▶ _WORK TASK_:
Leave the images behind and copy every record exactly.

(Excerpts from an interface dataset)
□ □ □

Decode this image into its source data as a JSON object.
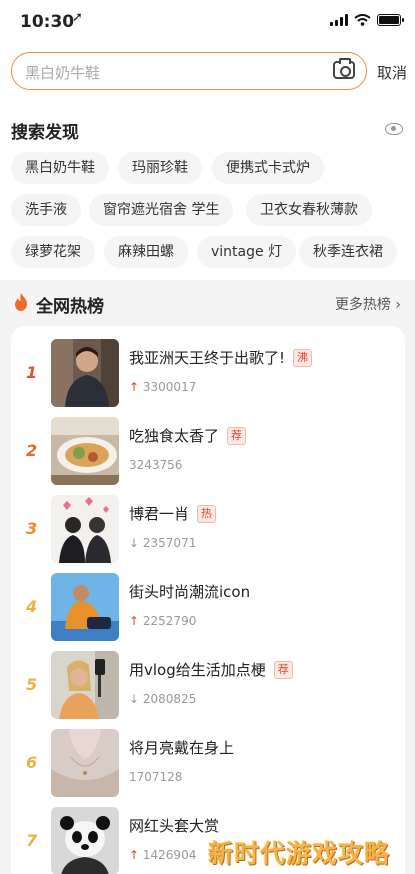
{
  "status_bar": {
    "time": "10:30",
    "location_glyph": "➚"
  },
  "search": {
    "placeholder": "黑白奶牛鞋",
    "cancel_label": "取消"
  },
  "discover": {
    "title": "搜索发现",
    "chips": [
      "黑白奶牛鞋",
      "玛丽珍鞋",
      "便携式卡式炉",
      "洗手液",
      "窗帘遮光宿舍 学生",
      "卫衣女春秋薄款",
      "绿萝花架",
      "麻辣田螺",
      "vintage 灯",
      "秋季连衣裙"
    ]
  },
  "hot": {
    "title": "全网热榜",
    "more_label": "更多热榜 ›",
    "items": [
      {
        "rank": "1",
        "title": "我亚洲天王终于出歌了!",
        "tag": "沸",
        "trend": "up",
        "trend_glyph": "↑",
        "heat": "3300017",
        "rank_color": "#e0552b"
      },
      {
        "rank": "2",
        "title": "吃独食太香了",
        "tag": "荐",
        "trend": "none",
        "trend_glyph": "",
        "heat": "3243756",
        "rank_color": "#e66a2b"
      },
      {
        "rank": "3",
        "title": "博君一肖",
        "tag": "热",
        "trend": "down",
        "trend_glyph": "↓",
        "heat": "2357071",
        "rank_color": "#ee8a2f"
      },
      {
        "rank": "4",
        "title": "街头时尚潮流icon",
        "tag": "",
        "trend": "up",
        "trend_glyph": "↑",
        "heat": "2252790",
        "rank_color": "#e8b343"
      },
      {
        "rank": "5",
        "title": "用vlog给生活加点梗",
        "tag": "荐",
        "trend": "down",
        "trend_glyph": "↓",
        "heat": "2080825",
        "rank_color": "#e8b343"
      },
      {
        "rank": "6",
        "title": "将月亮戴在身上",
        "tag": "",
        "trend": "none",
        "trend_glyph": "",
        "heat": "1707128",
        "rank_color": "#e8b343"
      },
      {
        "rank": "7",
        "title": "网红头套大赏",
        "tag": "",
        "trend": "up",
        "trend_glyph": "↑",
        "heat": "1426904",
        "rank_color": "#e8b343"
      }
    ]
  },
  "watermark": "新时代游戏攻略",
  "colors": {
    "accent": "#f08a3e",
    "tag_red": "#e0442b"
  }
}
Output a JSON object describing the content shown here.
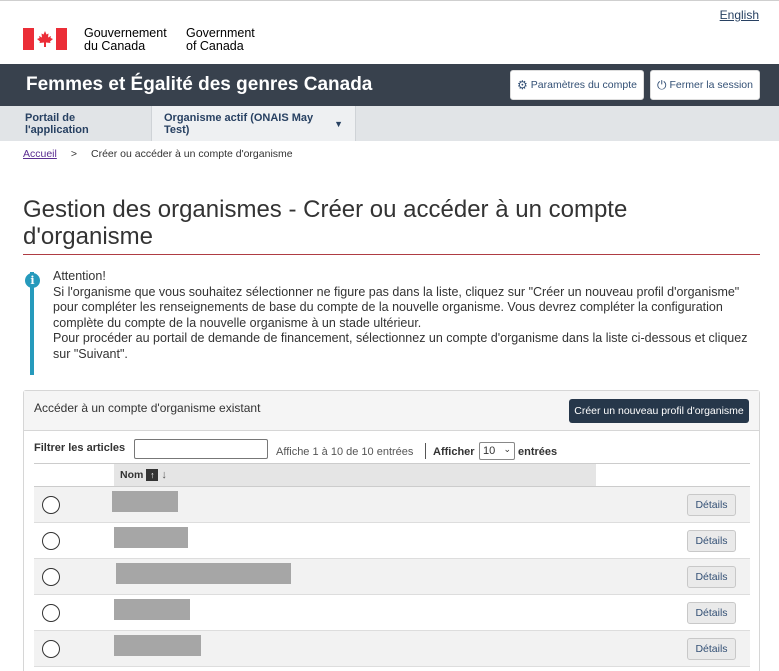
{
  "header": {
    "language_link": "English",
    "signature_fr_line1": "Gouvernement",
    "signature_fr_line2": "du Canada",
    "signature_en_line1": "Government",
    "signature_en_line2": "of Canada",
    "flag_icon": "canada-flag-icon",
    "brand_red": "#eb2d37"
  },
  "app_bar": {
    "title": "Femmes et Égalité des genres Canada",
    "settings_label": "Paramètres du compte",
    "settings_icon": "gear-icon",
    "logout_label": "Fermer la session",
    "logout_icon": "power-icon",
    "background": "#38414d"
  },
  "menu": {
    "portal_label": "Portail de l'application",
    "org_label": "Organisme actif (ONAIS May Test)",
    "org_icon": "chevron-down-icon"
  },
  "breadcrumb": {
    "home": "Accueil",
    "separator": ">",
    "current": "Créer ou accéder à un compte d'organisme"
  },
  "page": {
    "title": "Gestion des organismes - Créer ou accéder à un compte d'organisme"
  },
  "alert": {
    "icon": "info-icon",
    "heading": "Attention!",
    "line1": "Si l'organisme que vous souhaitez sélectionner ne figure pas dans la liste, cliquez sur \"Créer un nouveau profil d'organisme\" pour compléter les renseignements de base du compte de la nouvelle organisme. Vous devrez compléter la configuration complète du compte de la nouvelle organisme à un stade ultérieur.",
    "line2": "Pour procéder au portail de demande de financement, sélectionnez un compte d'organisme dans la liste ci-dessous et cliquez sur \"Suivant\"."
  },
  "panel": {
    "title": "Accéder à un compte d'organisme existant",
    "new_button": "Créer un nouveau profil d'organisme",
    "filter_label": "Filtrer les articles",
    "filter_value": "",
    "entries_info": "Affiche 1 à 10 de 10 entrées",
    "show_label": "Afficher",
    "page_size": "10",
    "entries_label": "entrées",
    "column_name": "Nom",
    "sort_up_icon": "arrow-up-icon",
    "sort_down_icon": "arrow-down-icon",
    "details_label": "Détails"
  }
}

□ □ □

▶ _SOLVED PROBLEM_:
Decode this image into its source data as a JSON object.
{
  "status_bar": {
    "time": "10:30",
    "location_glyph": "➚"
  },
  "search": {
    "placeholder": "黑白奶牛鞋",
    "cancel_label": "取消"
  },
  "discover": {
    "title": "搜索发现",
    "chips": [
      "黑白奶牛鞋",
      "玛丽珍鞋",
      "便携式卡式炉",
      "洗手液",
      "窗帘遮光宿舍 学生",
      "卫衣女春秋薄款",
      "绿萝花架",
      "麻辣田螺",
      "vintage 灯",
      "秋季连衣裙"
    ]
  },
  "hot": {
    "title": "全网热榜",
    "more_label": "更多热榜 ›",
    "items": [
      {
        "rank": "1",
        "title": "我亚洲天王终于出歌了!",
        "tag": "沸",
        "trend": "up",
        "trend_glyph": "↑",
        "heat": "3300017",
        "rank_color": "#e0552b"
      },
      {
        "rank": "2",
        "title": "吃独食太香了",
        "tag": "荐",
        "trend": "none",
        "trend_glyph": "",
        "heat": "3243756",
        "rank_color": "#e66a2b"
      },
      {
        "rank": "3",
        "title": "博君一肖",
        "tag": "热",
        "trend": "down",
        "trend_glyph": "↓",
        "heat": "2357071",
        "rank_color": "#ee8a2f"
      },
      {
        "rank": "4",
        "title": "街头时尚潮流icon",
        "tag": "",
        "trend": "up",
        "trend_glyph": "↑",
        "heat": "2252790",
        "rank_color": "#e8b343"
      },
      {
        "rank": "5",
        "title": "用vlog给生活加点梗",
        "tag": "荐",
        "trend": "down",
        "trend_glyph": "↓",
        "heat": "2080825",
        "rank_color": "#e8b343"
      },
      {
        "rank": "6",
        "title": "将月亮戴在身上",
        "tag": "",
        "trend": "none",
        "trend_glyph": "",
        "heat": "1707128",
        "rank_color": "#e8b343"
      },
      {
        "rank": "7",
        "title": "网红头套大赏",
        "tag": "",
        "trend": "up",
        "trend_glyph": "↑",
        "heat": "1426904",
        "rank_color": "#e8b343"
      }
    ]
  },
  "watermark": "新时代游戏攻略",
  "colors": {
    "accent": "#f08a3e",
    "tag_red": "#e0442b"
  }
}
Output a JSON object describing the content shown here.
{
  "header": {
    "language_link": "English",
    "signature_fr_line1": "Gouvernement",
    "signature_fr_line2": "du Canada",
    "signature_en_line1": "Government",
    "signature_en_line2": "of Canada",
    "flag_icon": "canada-flag-icon",
    "brand_red": "#eb2d37"
  },
  "app_bar": {
    "title": "Femmes et Égalité des genres Canada",
    "settings_label": "Paramètres du compte",
    "settings_icon": "gear-icon",
    "logout_label": "Fermer la session",
    "logout_icon": "power-icon",
    "background": "#38414d"
  },
  "menu": {
    "portal_label": "Portail de l'application",
    "org_label": "Organisme actif (ONAIS May Test)",
    "org_icon": "chevron-down-icon"
  },
  "breadcrumb": {
    "home": "Accueil",
    "separator": ">",
    "current": "Créer ou accéder à un compte d'organisme"
  },
  "page": {
    "title": "Gestion des organismes - Créer ou accéder à un compte d'organisme"
  },
  "alert": {
    "icon": "info-icon",
    "heading": "Attention!",
    "line1": "Si l'organisme que vous souhaitez sélectionner ne figure pas dans la liste, cliquez sur \"Créer un nouveau profil d'organisme\" pour compléter les renseignements de base du compte de la nouvelle organisme. Vous devrez compléter la configuration complète du compte de la nouvelle organisme à un stade ultérieur.",
    "line2": "Pour procéder au portail de demande de financement, sélectionnez un compte d'organisme dans la liste ci-dessous et cliquez sur \"Suivant\"."
  },
  "panel": {
    "title": "Accéder à un compte d'organisme existant",
    "new_button": "Créer un nouveau profil d'organisme",
    "filter_label": "Filtrer les articles",
    "filter_value": "",
    "entries_info": "Affiche 1 à 10 de 10 entrées",
    "show_label": "Afficher",
    "page_size": "10",
    "entries_label": "entrées",
    "column_name": "Nom",
    "sort_up_icon": "arrow-up-icon",
    "sort_down_icon": "arrow-down-icon",
    "details_label": "Détails"
  }
}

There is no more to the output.